Too Much Green or Flashing Yellow…
Some parents make numerous requests followed by numerous warnings, with consequences occurring unpredictably, late, or never. Once a child knows that a parent’s light stays green or yellow for a long period of time and may never turn red, there is little reason to “GO” on green. When signals aren’t predictable, it encourages children to ignore their parents, become defiant, or escalate misbehaviors with the hope of changing their parents’ minds.
Sometimes a parent can carry predictability and authority too far. Jumping right from a request that was not followed to a harsh punishment may result in better listening – at least temporarily. However, when this happens, a child is often responding out of fear and may resent the parents because the punishment feels so unfair. Giving a warning allows children the chance to think about their choices, knowing that a specific consequence will happen with whatever choice they make.
Teaching Your Child To Listen
Teaching your child to listen is a process that relies heavily on communication and consistency. Boys Town Behavioral Health Care offers parents the following tips to help you successfully teach your child the importance of listening, the first time:
Stay calm – Be calm and firm at the same time. Use a neutral tone of voice instead of yelling.
Be direct – A direct command leaves no question in the child’s mind what he/she is being told to do. The choices are clear. For example, “Sit in the chair, please” and “Pick up your toys” instead of “Could you please sit down now?” and “Mommy likes it when you pick up your toys.”
State commands positively – Tell your child what to “GO” do instead of what not to do. Whenever possible, avoid the use of “no,” “don’t,” “stop,” “quit it,” etc. For example, “Keep your feet on the ground” instead of “Stop climbing on the furniture.”
Give one command at a time – Children have a hard time remembering more than one thing at a time. Avoid stringing commands together. For example, “Put your toys in the bin” instead of “Put your toys away, wash your hands, and come to dinner.”
Give age-appropriate commands – Commands should be things that the child is developmentally/physically capable of doing.
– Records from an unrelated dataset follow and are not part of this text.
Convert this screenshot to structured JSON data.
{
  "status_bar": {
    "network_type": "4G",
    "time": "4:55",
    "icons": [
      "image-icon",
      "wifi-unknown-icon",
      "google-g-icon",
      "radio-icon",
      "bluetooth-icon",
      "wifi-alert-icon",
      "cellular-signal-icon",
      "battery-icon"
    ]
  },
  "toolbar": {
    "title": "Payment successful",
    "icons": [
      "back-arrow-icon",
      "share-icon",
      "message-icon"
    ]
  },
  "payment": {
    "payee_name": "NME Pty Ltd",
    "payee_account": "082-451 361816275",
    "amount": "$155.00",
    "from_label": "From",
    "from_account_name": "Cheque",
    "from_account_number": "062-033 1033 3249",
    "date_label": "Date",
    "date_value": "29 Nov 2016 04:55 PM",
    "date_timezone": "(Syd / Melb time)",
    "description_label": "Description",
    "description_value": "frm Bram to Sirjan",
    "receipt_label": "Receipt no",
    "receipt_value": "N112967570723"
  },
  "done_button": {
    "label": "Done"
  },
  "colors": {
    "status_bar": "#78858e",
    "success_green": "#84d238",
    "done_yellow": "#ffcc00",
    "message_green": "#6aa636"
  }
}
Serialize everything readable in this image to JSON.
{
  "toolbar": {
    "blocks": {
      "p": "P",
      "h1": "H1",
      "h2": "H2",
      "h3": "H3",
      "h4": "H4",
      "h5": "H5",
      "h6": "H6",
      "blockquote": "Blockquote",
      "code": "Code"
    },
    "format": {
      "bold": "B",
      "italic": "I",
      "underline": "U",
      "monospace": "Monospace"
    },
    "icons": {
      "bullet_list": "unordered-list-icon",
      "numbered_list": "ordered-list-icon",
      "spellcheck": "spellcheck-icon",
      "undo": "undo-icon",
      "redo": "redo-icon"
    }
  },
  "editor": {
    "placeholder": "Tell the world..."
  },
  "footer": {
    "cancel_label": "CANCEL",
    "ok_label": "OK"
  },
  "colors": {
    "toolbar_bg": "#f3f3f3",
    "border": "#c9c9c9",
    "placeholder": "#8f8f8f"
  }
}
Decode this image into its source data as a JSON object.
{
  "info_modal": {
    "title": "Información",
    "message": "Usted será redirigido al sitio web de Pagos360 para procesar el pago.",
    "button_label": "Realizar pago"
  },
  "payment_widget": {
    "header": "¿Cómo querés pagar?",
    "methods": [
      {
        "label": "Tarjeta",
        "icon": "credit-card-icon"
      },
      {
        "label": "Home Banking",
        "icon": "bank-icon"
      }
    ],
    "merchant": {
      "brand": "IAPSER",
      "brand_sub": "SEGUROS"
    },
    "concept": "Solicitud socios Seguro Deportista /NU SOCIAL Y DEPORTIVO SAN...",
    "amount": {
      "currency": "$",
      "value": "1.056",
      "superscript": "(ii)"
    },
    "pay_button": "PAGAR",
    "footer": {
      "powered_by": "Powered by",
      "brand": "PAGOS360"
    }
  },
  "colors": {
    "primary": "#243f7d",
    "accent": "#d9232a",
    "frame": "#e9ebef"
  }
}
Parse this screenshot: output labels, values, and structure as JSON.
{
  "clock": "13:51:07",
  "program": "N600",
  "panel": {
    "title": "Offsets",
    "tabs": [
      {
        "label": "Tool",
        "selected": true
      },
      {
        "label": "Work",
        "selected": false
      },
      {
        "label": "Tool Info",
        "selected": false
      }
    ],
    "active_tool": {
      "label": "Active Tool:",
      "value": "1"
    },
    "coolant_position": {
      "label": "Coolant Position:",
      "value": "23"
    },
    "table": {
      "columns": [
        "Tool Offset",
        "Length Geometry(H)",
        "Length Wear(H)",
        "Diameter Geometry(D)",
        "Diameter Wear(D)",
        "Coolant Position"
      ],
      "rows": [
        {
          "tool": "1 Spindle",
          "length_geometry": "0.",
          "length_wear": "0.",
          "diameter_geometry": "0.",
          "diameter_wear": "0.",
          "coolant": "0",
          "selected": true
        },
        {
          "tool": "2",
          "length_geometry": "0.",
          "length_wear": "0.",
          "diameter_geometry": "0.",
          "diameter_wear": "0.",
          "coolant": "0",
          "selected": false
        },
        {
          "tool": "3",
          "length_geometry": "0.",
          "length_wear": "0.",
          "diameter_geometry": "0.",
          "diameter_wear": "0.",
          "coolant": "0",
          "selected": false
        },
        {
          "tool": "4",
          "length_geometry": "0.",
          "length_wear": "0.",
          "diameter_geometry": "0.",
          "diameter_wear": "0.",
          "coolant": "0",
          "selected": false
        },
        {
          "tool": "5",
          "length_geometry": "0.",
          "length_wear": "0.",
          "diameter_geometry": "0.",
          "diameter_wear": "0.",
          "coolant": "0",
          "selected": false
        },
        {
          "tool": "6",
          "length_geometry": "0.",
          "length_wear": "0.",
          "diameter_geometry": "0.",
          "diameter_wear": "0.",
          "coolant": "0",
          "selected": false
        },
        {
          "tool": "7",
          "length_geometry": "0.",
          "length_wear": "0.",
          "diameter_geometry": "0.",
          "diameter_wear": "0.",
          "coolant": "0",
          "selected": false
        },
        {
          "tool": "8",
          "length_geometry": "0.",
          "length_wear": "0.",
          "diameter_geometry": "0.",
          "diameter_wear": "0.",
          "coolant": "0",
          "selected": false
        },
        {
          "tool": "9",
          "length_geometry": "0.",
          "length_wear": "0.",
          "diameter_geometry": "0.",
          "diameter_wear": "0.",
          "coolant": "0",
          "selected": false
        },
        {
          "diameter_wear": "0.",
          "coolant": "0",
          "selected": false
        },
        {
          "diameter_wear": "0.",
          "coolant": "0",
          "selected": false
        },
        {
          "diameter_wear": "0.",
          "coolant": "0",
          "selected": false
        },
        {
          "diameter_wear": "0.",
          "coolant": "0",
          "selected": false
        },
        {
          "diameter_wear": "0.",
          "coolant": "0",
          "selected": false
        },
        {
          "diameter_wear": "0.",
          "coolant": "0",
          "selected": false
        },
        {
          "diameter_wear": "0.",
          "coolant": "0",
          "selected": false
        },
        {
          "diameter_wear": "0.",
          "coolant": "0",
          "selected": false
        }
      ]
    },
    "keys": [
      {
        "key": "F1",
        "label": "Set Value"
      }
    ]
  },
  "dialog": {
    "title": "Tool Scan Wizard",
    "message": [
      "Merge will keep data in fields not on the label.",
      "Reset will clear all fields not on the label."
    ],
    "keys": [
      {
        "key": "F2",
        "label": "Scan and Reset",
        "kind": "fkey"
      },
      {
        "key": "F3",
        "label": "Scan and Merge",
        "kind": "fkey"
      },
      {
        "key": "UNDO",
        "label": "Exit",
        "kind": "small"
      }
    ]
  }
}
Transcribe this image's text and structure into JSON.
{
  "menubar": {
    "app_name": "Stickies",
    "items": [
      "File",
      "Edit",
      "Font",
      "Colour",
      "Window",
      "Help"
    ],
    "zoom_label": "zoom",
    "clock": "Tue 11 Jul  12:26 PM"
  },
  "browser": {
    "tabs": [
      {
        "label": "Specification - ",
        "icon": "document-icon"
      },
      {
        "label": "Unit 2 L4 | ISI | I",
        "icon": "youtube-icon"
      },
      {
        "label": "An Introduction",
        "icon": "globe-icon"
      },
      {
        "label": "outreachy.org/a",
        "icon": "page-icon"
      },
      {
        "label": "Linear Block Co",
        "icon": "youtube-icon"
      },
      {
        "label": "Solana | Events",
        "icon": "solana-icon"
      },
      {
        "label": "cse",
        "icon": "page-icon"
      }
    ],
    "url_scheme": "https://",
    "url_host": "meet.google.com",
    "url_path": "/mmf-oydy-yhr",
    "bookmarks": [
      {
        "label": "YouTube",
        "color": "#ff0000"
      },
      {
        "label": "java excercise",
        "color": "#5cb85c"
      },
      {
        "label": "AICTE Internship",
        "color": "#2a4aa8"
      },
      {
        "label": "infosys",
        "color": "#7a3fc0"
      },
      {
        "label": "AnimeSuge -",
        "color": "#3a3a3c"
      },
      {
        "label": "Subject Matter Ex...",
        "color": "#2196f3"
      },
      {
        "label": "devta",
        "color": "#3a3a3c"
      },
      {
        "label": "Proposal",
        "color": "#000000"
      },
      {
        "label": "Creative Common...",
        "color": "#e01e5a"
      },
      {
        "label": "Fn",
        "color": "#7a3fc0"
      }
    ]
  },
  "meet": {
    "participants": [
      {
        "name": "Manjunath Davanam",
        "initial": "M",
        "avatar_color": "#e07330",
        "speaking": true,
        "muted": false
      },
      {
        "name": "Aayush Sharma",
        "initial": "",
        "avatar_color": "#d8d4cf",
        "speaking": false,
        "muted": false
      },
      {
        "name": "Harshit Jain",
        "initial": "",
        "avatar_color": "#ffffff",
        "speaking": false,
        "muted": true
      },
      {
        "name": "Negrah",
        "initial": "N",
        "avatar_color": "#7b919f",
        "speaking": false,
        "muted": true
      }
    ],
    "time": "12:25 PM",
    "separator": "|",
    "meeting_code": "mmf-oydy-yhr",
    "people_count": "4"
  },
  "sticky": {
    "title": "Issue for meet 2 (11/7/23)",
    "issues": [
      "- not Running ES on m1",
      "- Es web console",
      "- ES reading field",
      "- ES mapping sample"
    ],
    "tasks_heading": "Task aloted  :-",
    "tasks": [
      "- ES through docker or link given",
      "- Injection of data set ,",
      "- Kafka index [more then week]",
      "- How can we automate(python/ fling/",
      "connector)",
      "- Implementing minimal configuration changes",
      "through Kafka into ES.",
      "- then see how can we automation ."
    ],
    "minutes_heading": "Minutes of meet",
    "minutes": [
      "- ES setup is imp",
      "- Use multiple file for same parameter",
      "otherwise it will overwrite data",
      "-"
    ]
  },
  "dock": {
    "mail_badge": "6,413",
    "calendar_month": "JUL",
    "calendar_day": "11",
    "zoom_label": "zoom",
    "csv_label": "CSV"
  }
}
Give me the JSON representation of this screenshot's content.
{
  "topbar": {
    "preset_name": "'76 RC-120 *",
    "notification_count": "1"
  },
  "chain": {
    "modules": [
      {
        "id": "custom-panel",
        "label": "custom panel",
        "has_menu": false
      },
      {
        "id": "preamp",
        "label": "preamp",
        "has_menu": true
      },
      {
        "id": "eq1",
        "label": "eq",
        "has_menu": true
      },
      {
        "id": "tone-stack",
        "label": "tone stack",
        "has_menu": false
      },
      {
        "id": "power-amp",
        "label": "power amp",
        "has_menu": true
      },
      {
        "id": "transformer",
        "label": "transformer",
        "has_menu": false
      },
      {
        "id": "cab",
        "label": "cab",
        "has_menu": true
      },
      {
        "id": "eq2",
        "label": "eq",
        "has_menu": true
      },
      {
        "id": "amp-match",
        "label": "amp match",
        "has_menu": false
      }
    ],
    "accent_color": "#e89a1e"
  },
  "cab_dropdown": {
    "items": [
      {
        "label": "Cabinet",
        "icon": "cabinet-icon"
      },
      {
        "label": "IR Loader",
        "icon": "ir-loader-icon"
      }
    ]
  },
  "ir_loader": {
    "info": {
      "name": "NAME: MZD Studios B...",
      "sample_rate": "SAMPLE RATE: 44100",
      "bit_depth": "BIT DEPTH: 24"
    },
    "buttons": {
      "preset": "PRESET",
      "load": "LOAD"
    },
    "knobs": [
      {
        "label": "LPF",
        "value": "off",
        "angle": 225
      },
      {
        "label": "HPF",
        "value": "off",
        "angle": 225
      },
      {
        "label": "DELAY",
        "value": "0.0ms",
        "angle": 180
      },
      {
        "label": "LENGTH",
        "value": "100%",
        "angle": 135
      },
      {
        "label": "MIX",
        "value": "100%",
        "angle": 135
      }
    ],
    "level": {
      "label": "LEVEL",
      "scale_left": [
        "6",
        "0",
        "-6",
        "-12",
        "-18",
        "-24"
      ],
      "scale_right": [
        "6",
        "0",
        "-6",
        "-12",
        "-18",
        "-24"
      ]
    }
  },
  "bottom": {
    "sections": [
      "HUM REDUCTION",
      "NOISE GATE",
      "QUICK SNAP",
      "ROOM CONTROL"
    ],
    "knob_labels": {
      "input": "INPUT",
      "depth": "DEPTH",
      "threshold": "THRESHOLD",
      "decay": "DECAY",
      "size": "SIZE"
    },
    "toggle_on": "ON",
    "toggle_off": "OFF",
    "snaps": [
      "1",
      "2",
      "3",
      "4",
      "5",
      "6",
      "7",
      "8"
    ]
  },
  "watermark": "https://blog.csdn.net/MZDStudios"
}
Remember that many tasks actually have multiple steps. Children may need you to help them break down the command into a small chunk. For example, “Put the clothes on the floor in the hamper” instead of “Clean your room.”
Give brief rationales – For example, “We are going to the store, so put on your coat.” A longer rationale is not needed and only creates confusion.
Be physically present – Instead of yelling across the room or house, get directly in front of your child, make good eye contact, and give the command with gestures (i.e., show them what you want).
Ask the child to repeat the command – This will ensure that there is no question as to whether your child heard the command.
Reward compliance – Immediately acknowledge that your child has completed a command by using praise, attention, and affection.
Make sure you mean it – Never give a command that you do not intend to see followed through to its completion. Use timeout or guided compliance (gently guide them through the task) as necessary.